As used herein, the term "pitch angle" refers to the angle of each blade 40 from a horizontal plane perpendicular to the longitudinal axis of shaft 15.
It is preferred that all interior elements of the reactor be coated with a material resistant to the gas, sulfide material, and reaction conditions.
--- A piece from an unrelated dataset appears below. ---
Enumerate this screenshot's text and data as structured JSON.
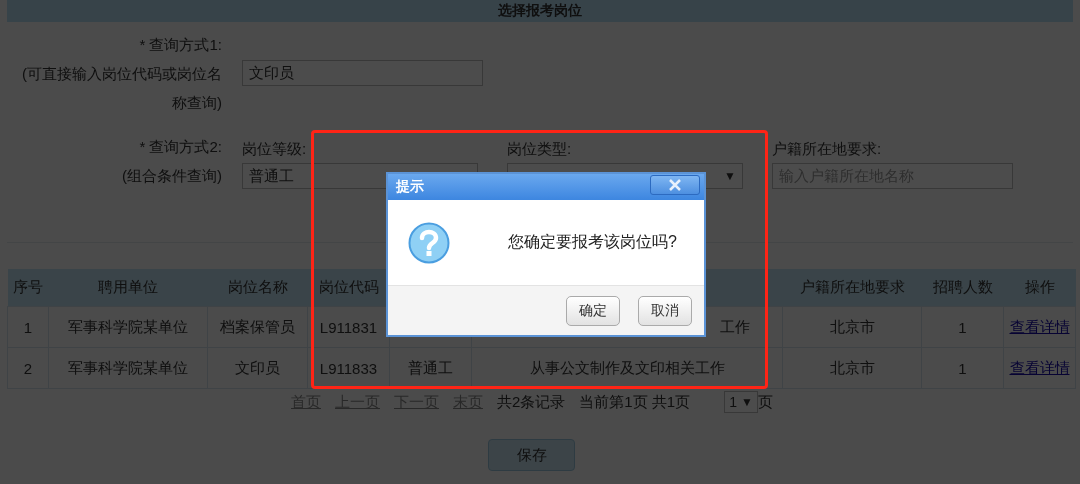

A rubber coating or other suitable resistant material such as the plastics Neoprene and nylon can be used for this purpose.
While the invention has been described in connection with a preferred embodiment, it is not intended to limit the invention to the particular form set forth, but, on the contrary, it is intended to cover such alternatives, modificatons and equivalents as may be included within the spirit and scope of the invention as defined by the appended claims.
1. A reactor comprising elongated tubular means, shaft means mounted in said tubular means, and a plurality of paired blade members attached to said shaft and radially extending therefrom at spaced intervals therealong at approximately 30.degree. pitch angles relative to the axial direction of the shaft, there being a reverse pitch direction of alternate pairs of said paired blade members extending in the same radial direction.
2. The reactor of claim 1 wherein each one of the said paired blade members having respective ones of the pitched blade members diametrically opposed to the other and wherein adjoining pairs of blade members are spaced at about 20.degree. from each other about the circumference of said shaft.
3. The reactor of claim 2 wherein the elongated tubular means is a pipe coated with a material substantially resistant to the reactants and reaction conditions in the reactor and the shaft means is generally centrally located in said pipe.
4. A reactor apparatus for use in sulfidizing an acidified copper leach pulp comprising an elongated tubular means having inlet means connected thereto, said inlet means enabling introduction of the pulp into said tubular means, shaft means mounted in said tubular means, a plurality of paired blade members attached to said shaft and radially extending therefrom at spaced intervals therealong at preselected pitch angles relative to the axial direction of said shaft, there being a reverse pitch direction of alternate pairs of said paired blade members extending in the same radial direction, means for introducing a gaseous reactant to the pulp in said inlet means such that the proportional amounts of the gaseous reactant is admixed with the pulp prior to entry into said tubular means, and means for probing the admixed pulp and gaseous reactants, and for enabling preselected proportional control of the gaseous reactants added by said introducing means.
5. The apparatus set forth in claim 4 wherein said paired blade members have 30.degree. pitch angles relative to the axial direction of the shaft, said paired blade members having respective ones of the pitched blade members diametrically opposed to the other and wherein adjoining pairs of blade members are spaced at about 90.degree. from each other about the circumference of said shaft, and said elongated tubular means is a pipe coated with a material substantially resistant to the reactants and reaction conditions in the reactor and the shaft means is generally centrally located in said pipe.
|3247021||April 1966||Steele et al.|
|3820960||June 1974||Platz et al.|
Filed: Sep 29, 1976
Date of Patent: Feb 14, 1978
Assignee: The Anaconda Company (Tucson, AZ)
Inventors: Martin C. Kuhn (Tucson, AZ), John A. Stephens (Tucson, AZ), Michael J. Noakes (Tucson, AZ), Allen D. Rovig (Butte, MT)
Primary Examiner: Gerald A. Dost
Law Firm: Pennie & Edmonds
Application Number: 5/727,648
International Classification: F27B 714;